:: Provided data ::
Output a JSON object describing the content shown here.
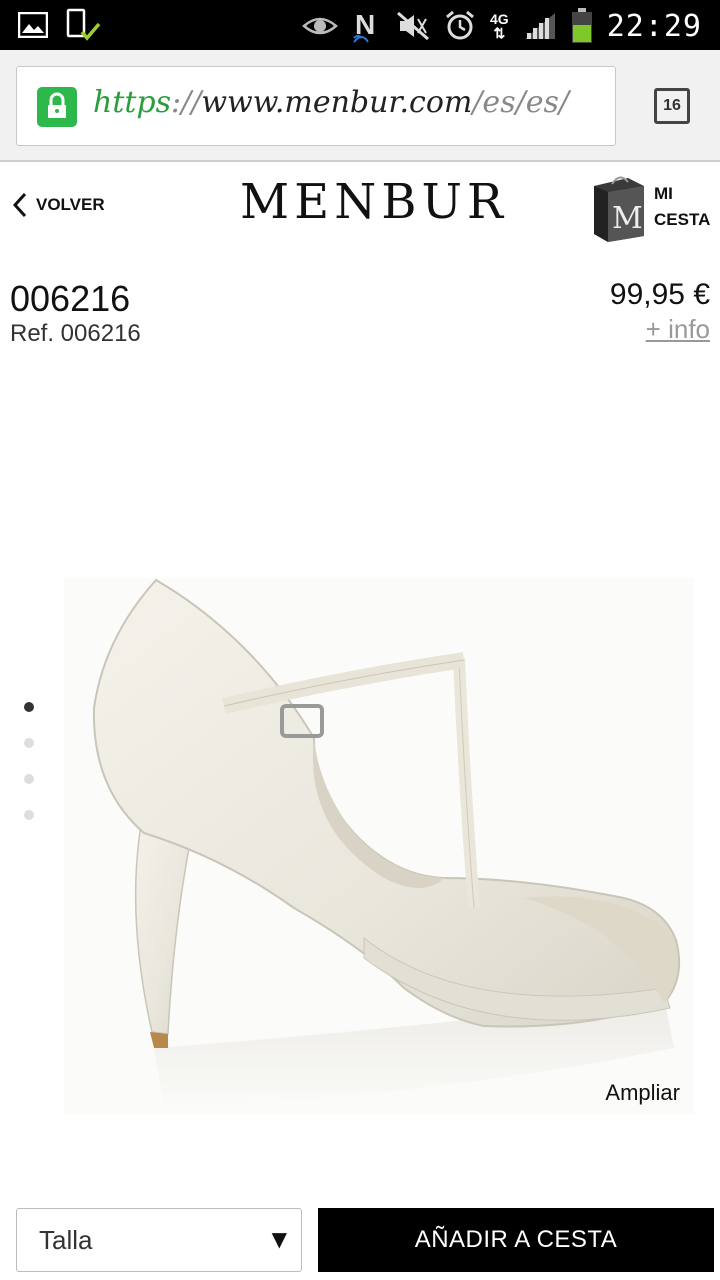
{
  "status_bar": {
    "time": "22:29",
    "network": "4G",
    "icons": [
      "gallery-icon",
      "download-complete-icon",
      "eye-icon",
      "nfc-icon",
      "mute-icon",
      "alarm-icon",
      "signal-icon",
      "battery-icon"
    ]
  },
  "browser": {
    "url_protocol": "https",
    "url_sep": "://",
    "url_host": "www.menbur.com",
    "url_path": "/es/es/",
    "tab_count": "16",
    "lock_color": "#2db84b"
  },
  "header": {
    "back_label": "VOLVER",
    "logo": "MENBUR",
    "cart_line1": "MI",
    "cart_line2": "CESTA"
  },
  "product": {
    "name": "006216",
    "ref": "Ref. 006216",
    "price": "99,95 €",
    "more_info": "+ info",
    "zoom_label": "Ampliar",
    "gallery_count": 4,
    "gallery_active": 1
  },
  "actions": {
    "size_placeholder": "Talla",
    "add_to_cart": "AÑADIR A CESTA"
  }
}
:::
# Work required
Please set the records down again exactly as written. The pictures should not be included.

# Reply to the task
Output a JSON object describing the content shown here.
{
  "status_bar": {
    "time": "22:29",
    "network": "4G",
    "icons": [
      "gallery-icon",
      "download-complete-icon",
      "eye-icon",
      "nfc-icon",
      "mute-icon",
      "alarm-icon",
      "signal-icon",
      "battery-icon"
    ]
  },
  "browser": {
    "url_protocol": "https",
    "url_sep": "://",
    "url_host": "www.menbur.com",
    "url_path": "/es/es/",
    "tab_count": "16",
    "lock_color": "#2db84b"
  },
  "header": {
    "back_label": "VOLVER",
    "logo": "MENBUR",
    "cart_line1": "MI",
    "cart_line2": "CESTA"
  },
  "product": {
    "name": "006216",
    "ref": "Ref. 006216",
    "price": "99,95 €",
    "more_info": "+ info",
    "zoom_label": "Ampliar",
    "gallery_count": 4,
    "gallery_active": 1
  },
  "actions": {
    "size_placeholder": "Talla",
    "add_to_cart": "AÑADIR A CESTA"
  }
}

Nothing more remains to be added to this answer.